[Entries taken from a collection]
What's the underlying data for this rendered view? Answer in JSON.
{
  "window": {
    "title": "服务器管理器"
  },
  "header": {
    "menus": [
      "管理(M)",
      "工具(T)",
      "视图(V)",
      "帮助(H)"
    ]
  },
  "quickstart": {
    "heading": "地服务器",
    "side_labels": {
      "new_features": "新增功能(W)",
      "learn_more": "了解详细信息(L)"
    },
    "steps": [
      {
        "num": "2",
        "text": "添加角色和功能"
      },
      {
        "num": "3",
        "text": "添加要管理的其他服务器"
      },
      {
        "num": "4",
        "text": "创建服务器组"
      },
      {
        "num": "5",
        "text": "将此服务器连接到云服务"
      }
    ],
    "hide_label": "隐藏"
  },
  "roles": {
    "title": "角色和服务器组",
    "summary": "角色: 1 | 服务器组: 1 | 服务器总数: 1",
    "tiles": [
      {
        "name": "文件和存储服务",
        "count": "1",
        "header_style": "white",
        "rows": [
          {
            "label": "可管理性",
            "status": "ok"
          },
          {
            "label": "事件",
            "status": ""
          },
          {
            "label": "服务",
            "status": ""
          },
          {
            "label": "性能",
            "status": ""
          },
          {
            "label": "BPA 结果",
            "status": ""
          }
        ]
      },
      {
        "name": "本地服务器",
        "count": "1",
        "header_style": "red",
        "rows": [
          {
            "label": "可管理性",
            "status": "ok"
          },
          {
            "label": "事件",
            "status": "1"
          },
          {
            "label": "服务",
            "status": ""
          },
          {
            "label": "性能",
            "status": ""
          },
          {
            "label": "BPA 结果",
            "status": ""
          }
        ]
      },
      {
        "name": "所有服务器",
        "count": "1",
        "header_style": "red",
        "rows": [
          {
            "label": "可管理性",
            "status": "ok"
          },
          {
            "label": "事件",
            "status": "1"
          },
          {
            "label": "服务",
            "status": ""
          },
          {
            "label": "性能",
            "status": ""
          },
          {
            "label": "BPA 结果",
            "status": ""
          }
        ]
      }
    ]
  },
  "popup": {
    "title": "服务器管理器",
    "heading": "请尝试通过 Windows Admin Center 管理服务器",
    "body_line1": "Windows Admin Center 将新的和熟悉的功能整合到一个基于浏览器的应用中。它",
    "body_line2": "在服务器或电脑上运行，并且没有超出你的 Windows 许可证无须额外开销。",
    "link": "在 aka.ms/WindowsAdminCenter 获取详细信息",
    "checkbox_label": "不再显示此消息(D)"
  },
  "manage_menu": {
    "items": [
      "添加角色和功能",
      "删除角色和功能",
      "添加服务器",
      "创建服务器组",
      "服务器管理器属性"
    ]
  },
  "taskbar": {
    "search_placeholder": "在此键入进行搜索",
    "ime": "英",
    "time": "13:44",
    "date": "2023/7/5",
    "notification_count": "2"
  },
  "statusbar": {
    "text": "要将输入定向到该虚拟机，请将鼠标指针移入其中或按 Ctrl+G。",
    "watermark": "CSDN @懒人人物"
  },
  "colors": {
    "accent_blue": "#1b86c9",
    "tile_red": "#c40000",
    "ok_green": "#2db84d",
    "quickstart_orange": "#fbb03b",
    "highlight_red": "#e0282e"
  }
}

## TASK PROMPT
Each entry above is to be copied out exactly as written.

## OUTPUT FOR THIS TASK
What's the underlying data for this rendered view? Answer in JSON.
{
  "window": {
    "title": "服务器管理器"
  },
  "header": {
    "menus": [
      "管理(M)",
      "工具(T)",
      "视图(V)",
      "帮助(H)"
    ]
  },
  "quickstart": {
    "heading": "地服务器",
    "side_labels": {
      "new_features": "新增功能(W)",
      "learn_more": "了解详细信息(L)"
    },
    "steps": [
      {
        "num": "2",
        "text": "添加角色和功能"
      },
      {
        "num": "3",
        "text": "添加要管理的其他服务器"
      },
      {
        "num": "4",
        "text": "创建服务器组"
      },
      {
        "num": "5",
        "text": "将此服务器连接到云服务"
      }
    ],
    "hide_label": "隐藏"
  },
  "roles": {
    "title": "角色和服务器组",
    "summary": "角色: 1 | 服务器组: 1 | 服务器总数: 1",
    "tiles": [
      {
        "name": "文件和存储服务",
        "count": "1",
        "header_style": "white",
        "rows": [
          {
            "label": "可管理性",
            "status": "ok"
          },
          {
            "label": "事件",
            "status": ""
          },
          {
            "label": "服务",
            "status": ""
          },
          {
            "label": "性能",
            "status": ""
          },
          {
            "label": "BPA 结果",
            "status": ""
          }
        ]
      },
      {
        "name": "本地服务器",
        "count": "1",
        "header_style": "red",
        "rows": [
          {
            "label": "可管理性",
            "status": "ok"
          },
          {
            "label": "事件",
            "status": "1"
          },
          {
            "label": "服务",
            "status": ""
          },
          {
            "label": "性能",
            "status": ""
          },
          {
            "label": "BPA 结果",
            "status": ""
          }
        ]
      },
      {
        "name": "所有服务器",
        "count": "1",
        "header_style": "red",
        "rows": [
          {
            "label": "可管理性",
            "status": "ok"
          },
          {
            "label": "事件",
            "status": "1"
          },
          {
            "label": "服务",
            "status": ""
          },
          {
            "label": "性能",
            "status": ""
          },
          {
            "label": "BPA 结果",
            "status": ""
          }
        ]
      }
    ]
  },
  "popup": {
    "title": "服务器管理器",
    "heading": "请尝试通过 Windows Admin Center 管理服务器",
    "body_line1": "Windows Admin Center 将新的和熟悉的功能整合到一个基于浏览器的应用中。它",
    "body_line2": "在服务器或电脑上运行，并且没有超出你的 Windows 许可证无须额外开销。",
    "link": "在 aka.ms/WindowsAdminCenter 获取详细信息",
    "checkbox_label": "不再显示此消息(D)"
  },
  "manage_menu": {
    "items": [
      "添加角色和功能",
      "删除角色和功能",
      "添加服务器",
      "创建服务器组",
      "服务器管理器属性"
    ]
  },
  "taskbar": {
    "search_placeholder": "在此键入进行搜索",
    "ime": "英",
    "time": "13:44",
    "date": "2023/7/5",
    "notification_count": "2"
  },
  "statusbar": {
    "text": "要将输入定向到该虚拟机，请将鼠标指针移入其中或按 Ctrl+G。",
    "watermark": "CSDN @懒人人物"
  },
  "colors": {
    "accent_blue": "#1b86c9",
    "tile_red": "#c40000",
    "ok_green": "#2db84d",
    "quickstart_orange": "#fbb03b",
    "highlight_red": "#e0282e"
  }
}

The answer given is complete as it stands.